How are you with languages? Other than your own native tongue that is. I’m rubbish. Efforts were made to teach me French, Spanish and even Latin at school. I think I scraped a pass in French having opted for it as my one compulsory language. But even now, living within sight of the shores of Normandy, that language is a mystery to me. Like generations of Brits before me I have most success when shouting at the natives and waving and pointing a lot. They understand eventually and smile and bow apologetically. Or maybe not.
Why can’t everyone speak English? Do you know that, in the British Isles alone, there are no fewer than 11 recognised languages? That’s not counting the regional dialects, some of which (like Geordie) are virtually indecipherable. Of those eleven, ten are kept alive by artificial means.
Here in Jersey a small band of dedicated enthusiasts keep Jèrriais alive. Up until the 19th century this was the native tongue. I recall the tongue being spoken by old chaps in the late 1970s in the bar of the Royal Hotel, St Martin. Now it is no longer spoken, even in the rural parishes. This hasn’t stopped the admirable enthusiasts, Geraint Thomas and Tony Scott-Warren pre-eminent among them, from making the old language accessible to all, especially within schools. I have the greatest admiration for them but it will only ever be an interesting academic exercise.

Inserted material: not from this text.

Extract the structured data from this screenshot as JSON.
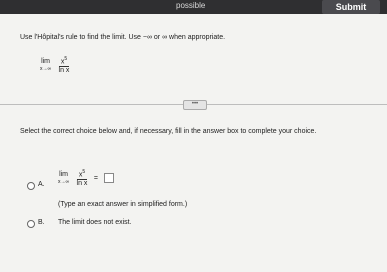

Guernsey and even Sark have their own, differing, French-based native equivalents. Our fellow islanders in the Isle of Man have Manx. There is Scots, Ulster Scots and Scottish Gaelic. The Welsh have a significant population of speakers, those of Cornish somewhat fewer.
Which inevitably brings one back to Ireland. It is still compulsory to learn Irish in secondary school and it is the bane of many a scholar. Consequently it is not looked upon with fondness by many. Times past you needed to demonstrate competency in the language to land a job in the Civil Service, and teaching – maybe you still do. It is an official language of the European Commission. And yet, for all the claims to the contrary, hardly anyone speaks Irish in their daily lives. The areas of the Gaeltacht are mainly in the west with enclaves in Cork and Waterford. I’ve yet to hear the native language spoken in any of those places – shops, bars, anywhere. Oh I’ve no doubt there are many that are able to speak it fluently, and even more that have a few phrases. It’s a beautiful language but again kept alive by artificial means.
I read that the aforementioned European Commission spend US$1.4billion per annum in translating all of their business into more than 20 languages. Just how many people do you suspect ever pick up and read the documents produced in Irish?
Blogger and writer colleague Julie Israel is (unwittingly I think) slowly compiling her own (8,001st) language so inventive is she.
Would the world be a happier place, a more peaceful place if we all understood what everyone else was saying? There’s an idea, maybe no one thought of that before. But if that was the prize I’d certainly be willing to try a bit harder at the French, or Esperanto or whatever. Wouldn’t you? But no, all the efforts are going the other way.
Time we ditched minority languages and reaped the rewards? Throw away richness and diversity in favour of mutual understanding and harmony? What do you think.